## Work order:
Exactly as written, return all the data, leaving its pictures behind.

## Page and application data records:
————

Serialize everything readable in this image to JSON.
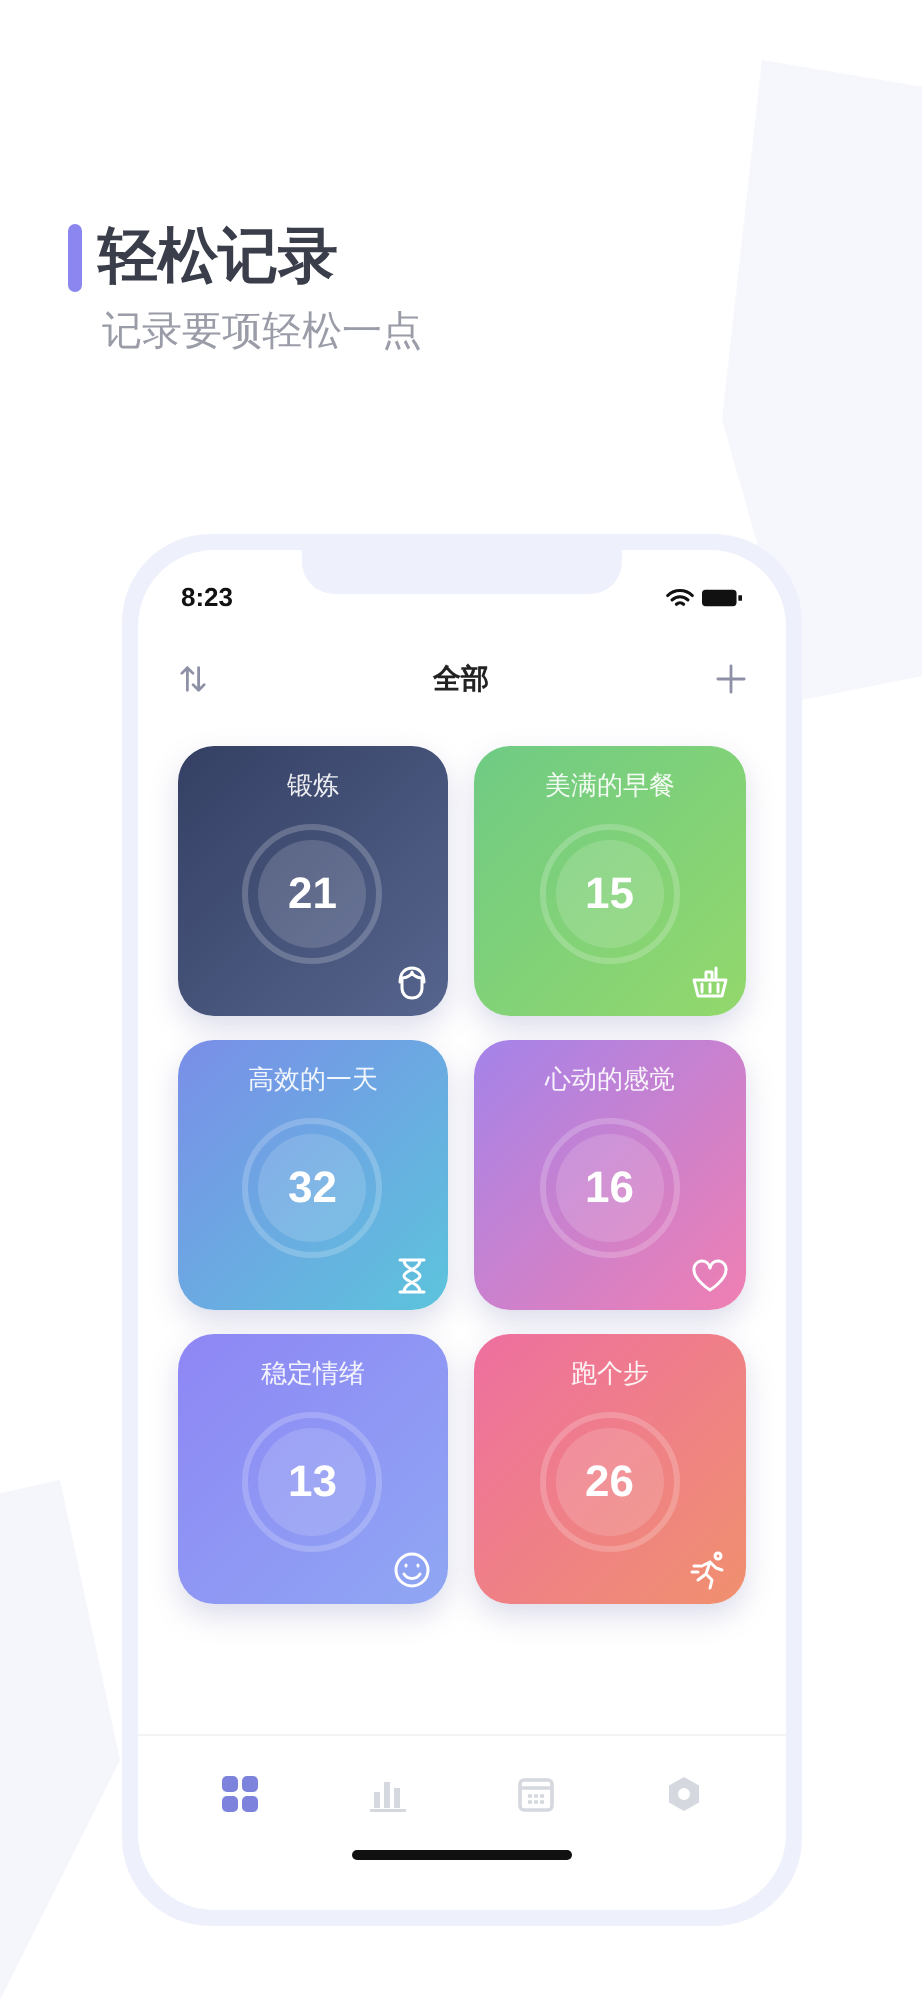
{
  "headline": {
    "title": "轻松记录",
    "subtitle": "记录要项轻松一点"
  },
  "status_bar": {
    "time": "8:23"
  },
  "header": {
    "title": "全部"
  },
  "cards": [
    {
      "title": "锻炼",
      "count": "21",
      "kind": "face",
      "color": "#343f63"
    },
    {
      "title": "美满的早餐",
      "count": "15",
      "kind": "basket",
      "color": "#6fcb84"
    },
    {
      "title": "高效的一天",
      "count": "32",
      "kind": "hourglass",
      "color": "#7a8ee8"
    },
    {
      "title": "心动的感觉",
      "count": "16",
      "kind": "heart",
      "color": "#a483ea"
    },
    {
      "title": "稳定情绪",
      "count": "13",
      "kind": "smile",
      "color": "#8e86f5"
    },
    {
      "title": "跑个步",
      "count": "26",
      "kind": "runner",
      "color": "#ee6fa0"
    }
  ],
  "tab_bar": [
    {
      "kind": "grid",
      "selected": true
    },
    {
      "kind": "chart",
      "selected": false
    },
    {
      "kind": "calendar",
      "selected": false
    },
    {
      "kind": "settings",
      "selected": false
    }
  ]
}
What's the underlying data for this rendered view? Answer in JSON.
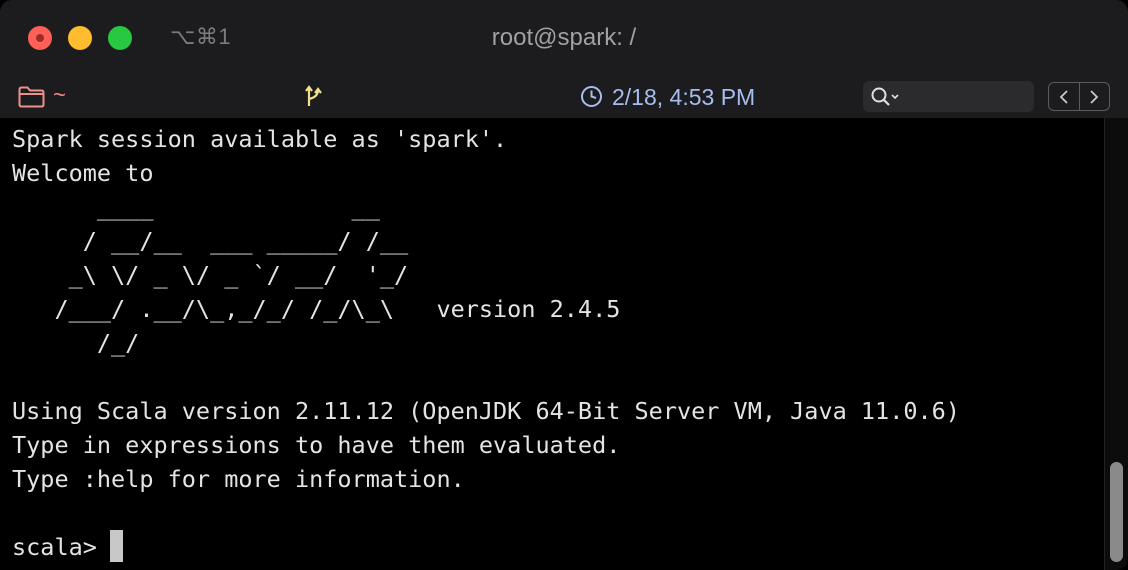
{
  "window": {
    "title": "root@spark: /",
    "shortcut": "⌥⌘1"
  },
  "statusbar": {
    "directory": "~",
    "time": "2/18, 4:53 PM",
    "search_placeholder": ""
  },
  "terminal": {
    "lines": [
      "Spark session available as 'spark'.",
      "Welcome to",
      "      ____              __",
      "     / __/__  ___ _____/ /__",
      "    _\\ \\/ _ \\/ _ `/ __/  '_/",
      "   /___/ .__/\\_,_/_/ /_/\\_\\   version 2.4.5",
      "      /_/",
      "",
      "Using Scala version 2.11.12 (OpenJDK 64-Bit Server VM, Java 11.0.6)",
      "Type in expressions to have them evaluated.",
      "Type :help for more information.",
      "",
      "scala> "
    ]
  },
  "colors": {
    "directory": "#ef8f8a",
    "time": "#a6bdf0",
    "git_icon": "#f3e08a",
    "close": "#fe5f57",
    "minimize": "#febc2e",
    "maximize": "#28c840"
  },
  "icons": {
    "folder": "folder-icon",
    "git": "git-branch-icon",
    "clock": "clock-icon",
    "search": "search-icon",
    "prev": "chevron-left-icon",
    "next": "chevron-right-icon"
  }
}
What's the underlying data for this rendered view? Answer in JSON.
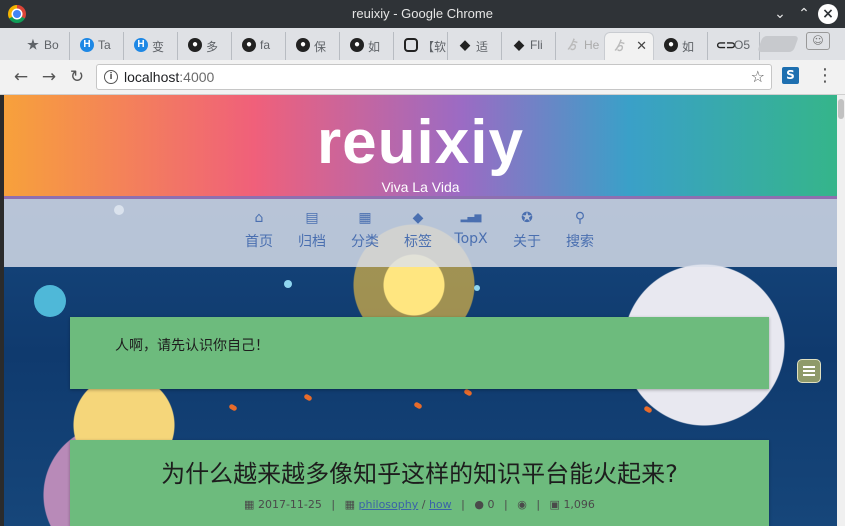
{
  "window": {
    "title": "reuixiy - Google Chrome"
  },
  "tabs": [
    {
      "label": "Bo",
      "icon": "star-icon",
      "color": "#5f6368"
    },
    {
      "label": "Ta",
      "icon": "h-icon",
      "color": "#1e88e5"
    },
    {
      "label": "变",
      "icon": "h-icon",
      "color": "#1e88e5"
    },
    {
      "label": "多",
      "icon": "github-icon",
      "color": "#222222"
    },
    {
      "label": "fa",
      "icon": "github-icon",
      "color": "#222222"
    },
    {
      "label": "保",
      "icon": "github-icon",
      "color": "#222222"
    },
    {
      "label": "如",
      "icon": "github-icon",
      "color": "#222222"
    },
    {
      "label": "【软",
      "icon": "square-icon",
      "color": "#222222"
    },
    {
      "label": "适",
      "icon": "diamond-icon",
      "color": "#222222"
    },
    {
      "label": "Fli",
      "icon": "diamond-icon",
      "color": "#222222"
    },
    {
      "label": "He",
      "icon": "logo-icon",
      "color": "#bbbbbb"
    },
    {
      "label": "",
      "icon": "logo-icon",
      "color": "#bbbbbb"
    },
    {
      "label": "如",
      "icon": "github-icon",
      "color": "#222222"
    },
    {
      "label": "O5",
      "icon": "link-icon",
      "color": "#222222"
    }
  ],
  "toolbar": {
    "url_host": "localhost",
    "url_port": ":4000"
  },
  "site": {
    "title": "reuixiy",
    "subtitle": "Viva La Vida"
  },
  "nav": [
    {
      "label": "首页",
      "icon": "home-icon",
      "glyph": "⌂"
    },
    {
      "label": "归档",
      "icon": "archive-icon",
      "glyph": "▤"
    },
    {
      "label": "分类",
      "icon": "grid-icon",
      "glyph": "▦"
    },
    {
      "label": "标签",
      "icon": "tag-icon",
      "glyph": "◆"
    },
    {
      "label": "TopX",
      "icon": "bar-chart-icon",
      "glyph": "▂▄▆"
    },
    {
      "label": "关于",
      "icon": "about-icon",
      "glyph": "✪"
    },
    {
      "label": "搜索",
      "icon": "search-icon",
      "glyph": "⚲"
    }
  ],
  "quote": "人啊，请先认识你自己！",
  "post": {
    "title": "为什么越来越多像知乎这样的知识平台能火起来?",
    "date": "2017-11-25",
    "category": "philosophy",
    "subcategory": "how",
    "comments": "0",
    "words": "1,096"
  },
  "colors": {
    "card": "#6dbb7d",
    "nav_text": "#4a6fb0"
  }
}
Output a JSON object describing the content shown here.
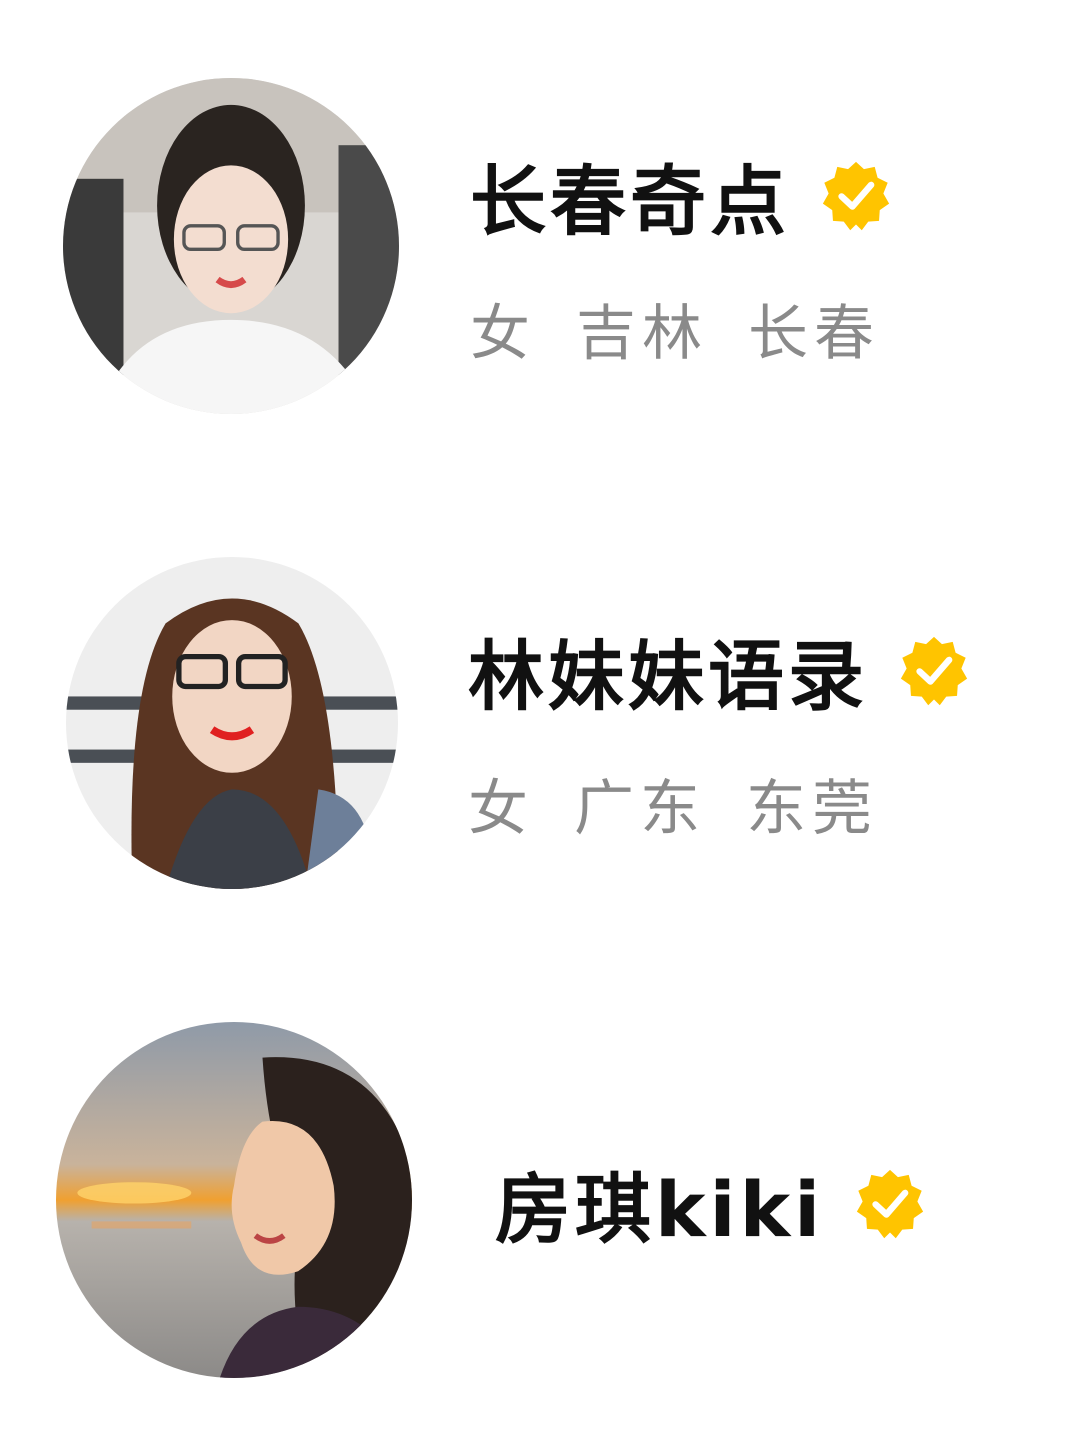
{
  "profiles": [
    {
      "name": "长春奇点",
      "verified": true,
      "gender": "女",
      "province": "吉林",
      "city": "长春",
      "avatar_icon": "portrait-woman-in-car"
    },
    {
      "name": "林妹妹语录",
      "verified": true,
      "gender": "女",
      "province": "广东",
      "city": "东莞",
      "avatar_icon": "portrait-woman-glasses"
    },
    {
      "name": "房琪kiki",
      "verified": true,
      "avatar_icon": "portrait-woman-sunset"
    }
  ],
  "colors": {
    "badge": "#FFC400",
    "name": "#111111",
    "info": "#8A8A8A",
    "background": "#FFFFFF"
  }
}
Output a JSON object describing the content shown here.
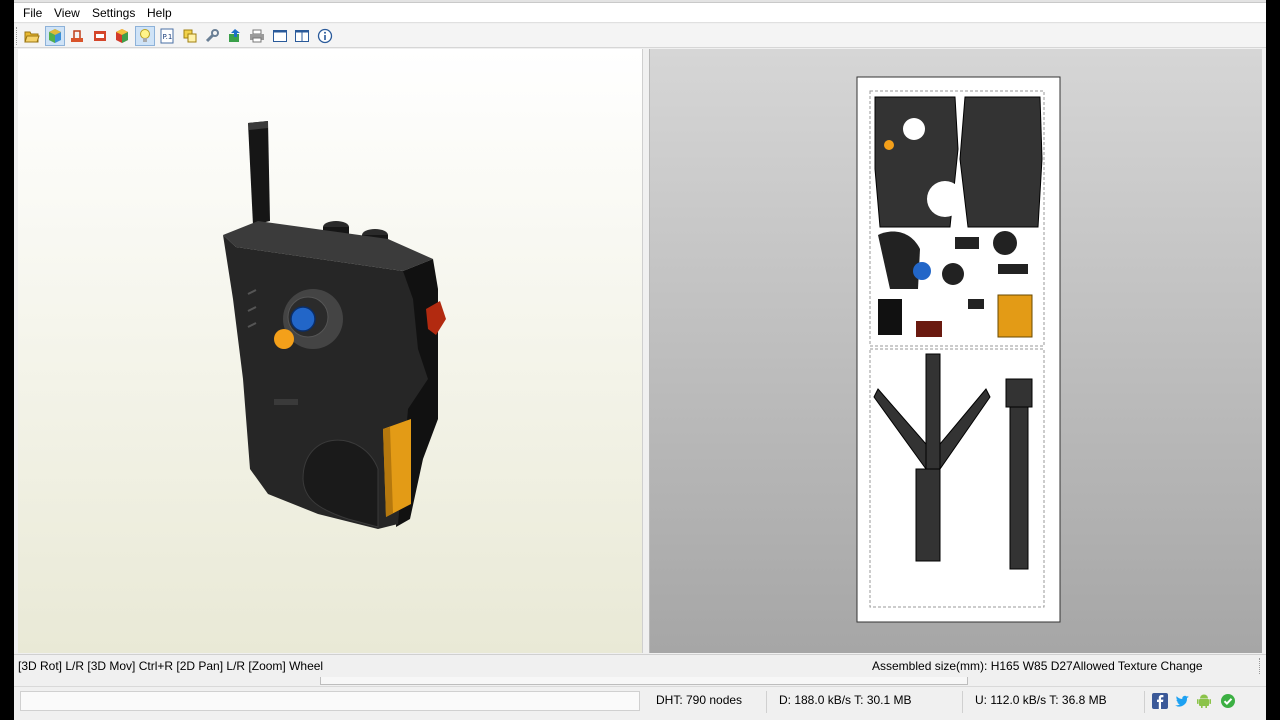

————

## Result of the exercise:
Serialize everything readable in this image to JSON.
{
  "headline": {
    "title": "轻松记录",
    "subtitle": "记录要项轻松一点"
  },
  "status_bar": {
    "time": "8:23"
  },
  "header": {
    "title": "全部"
  },
  "cards": [
    {
      "title": "锻炼",
      "count": "21",
      "kind": "face",
      "color": "#343f63"
    },
    {
      "title": "美满的早餐",
      "count": "15",
      "kind": "basket",
      "color": "#6fcb84"
    },
    {
      "title": "高效的一天",
      "count": "32",
      "kind": "hourglass",
      "color": "#7a8ee8"
    },
    {
      "title": "心动的感觉",
      "count": "16",
      "kind": "heart",
      "color": "#a483ea"
    },
    {
      "title": "稳定情绪",
      "count": "13",
      "kind": "smile",
      "color": "#8e86f5"
    },
    {
      "title": "跑个步",
      "count": "26",
      "kind": "runner",
      "color": "#ee6fa0"
    }
  ],
  "tab_bar": [
    {
      "kind": "grid",
      "selected": true
    },
    {
      "kind": "chart",
      "selected": false
    },
    {
      "kind": "calendar",
      "selected": false
    },
    {
      "kind": "settings",
      "selected": false
    }
  ]
}
What's the underlying data for this rendered view? Answer in JSON.
{
  "window": {
    "title": "root@spark: /",
    "shortcut": "⌥⌘1"
  },
  "statusbar": {
    "directory": "~",
    "time": "2/18, 4:53 PM",
    "search_placeholder": ""
  },
  "terminal": {
    "lines": [
      "Spark session available as 'spark'.",
      "Welcome to",
      "      ____              __",
      "     / __/__  ___ _____/ /__",
      "    _\\ \\/ _ \\/ _ `/ __/  '_/",
      "   /___/ .__/\\_,_/_/ /_/\\_\\   version 2.4.5",
      "      /_/",
      "",
      "Using Scala version 2.11.12 (OpenJDK 64-Bit Server VM, Java 11.0.6)",
      "Type in expressions to have them evaluated.",
      "Type :help for more information.",
      "",
      "scala> "
    ]
  },
  "colors": {
    "directory": "#ef8f8a",
    "time": "#a6bdf0",
    "git_icon": "#f3e08a",
    "close": "#fe5f57",
    "minimize": "#febc2e",
    "maximize": "#28c840"
  },
  "icons": {
    "folder": "folder-icon",
    "git": "git-branch-icon",
    "clock": "clock-icon",
    "search": "search-icon",
    "prev": "chevron-left-icon",
    "next": "chevron-right-icon"
  }
}
What's the underlying data for this rendered view? Answer in JSON.
{
  "window": {
    "title": "reuixiy - Google Chrome"
  },
  "tabs": [
    {
      "label": "Bo",
      "icon": "star-icon",
      "color": "#5f6368"
    },
    {
      "label": "Ta",
      "icon": "h-icon",
      "color": "#1e88e5"
    },
    {
      "label": "变",
      "icon": "h-icon",
      "color": "#1e88e5"
    },
    {
      "label": "多",
      "icon": "github-icon",
      "color": "#222222"
    },
    {
      "label": "fa",
      "icon": "github-icon",
      "color": "#222222"
    },
    {
      "label": "保",
      "icon": "github-icon",
      "color": "#222222"
    },
    {
      "label": "如",
      "icon": "github-icon",
      "color": "#222222"
    },
    {
      "label": "【软",
      "icon": "square-icon",
      "color": "#222222"
    },
    {
      "label": "适",
      "icon": "diamond-icon",
      "color": "#222222"
    },
    {
      "label": "Fli",
      "icon": "diamond-icon",
      "color": "#222222"
    },
    {
      "label": "He",
      "icon": "logo-icon",
      "color": "#bbbbbb"
    },
    {
      "label": "",
      "icon": "logo-icon",
      "color": "#bbbbbb"
    },
    {
      "label": "如",
      "icon": "github-icon",
      "color": "#222222"
    },
    {
      "label": "O5",
      "icon": "link-icon",
      "color": "#222222"
    }
  ],
  "toolbar": {
    "url_host": "localhost",
    "url_port": ":4000"
  },
  "site": {
    "title": "reuixiy",
    "subtitle": "Viva La Vida"
  },
  "nav": [
    {
      "label": "首页",
      "icon": "home-icon",
      "glyph": "⌂"
    },
    {
      "label": "归档",
      "icon": "archive-icon",
      "glyph": "▤"
    },
    {
      "label": "分类",
      "icon": "grid-icon",
      "glyph": "▦"
    },
    {
      "label": "标签",
      "icon": "tag-icon",
      "glyph": "◆"
    },
    {
      "label": "TopX",
      "icon": "bar-chart-icon",
      "glyph": "▂▄▆"
    },
    {
      "label": "关于",
      "icon": "about-icon",
      "glyph": "✪"
    },
    {
      "label": "搜索",
      "icon": "search-icon",
      "glyph": "⚲"
    }
  ],
  "quote": "人啊，请先认识你自己！",
  "post": {
    "title": "为什么越来越多像知乎这样的知识平台能火起来?",
    "date": "2017-11-25",
    "category": "philosophy",
    "subcategory": "how",
    "comments": "0",
    "words": "1,096"
  },
  "colors": {
    "card": "#6dbb7d",
    "nav_text": "#4a6fb0"
  }
}
Output a JSON object describing the content shown here.
{
  "profiles": [
    {
      "name": "长春奇点",
      "verified": true,
      "gender": "女",
      "province": "吉林",
      "city": "长春",
      "avatar_icon": "portrait-woman-in-car"
    },
    {
      "name": "林妹妹语录",
      "verified": true,
      "gender": "女",
      "province": "广东",
      "city": "东莞",
      "avatar_icon": "portrait-woman-glasses"
    },
    {
      "name": "房琪kiki",
      "verified": true,
      "avatar_icon": "portrait-woman-sunset"
    }
  ],
  "colors": {
    "badge": "#FFC400",
    "name": "#111111",
    "info": "#8A8A8A",
    "background": "#FFFFFF"
  }
}
Output a JSON object describing the content shown here.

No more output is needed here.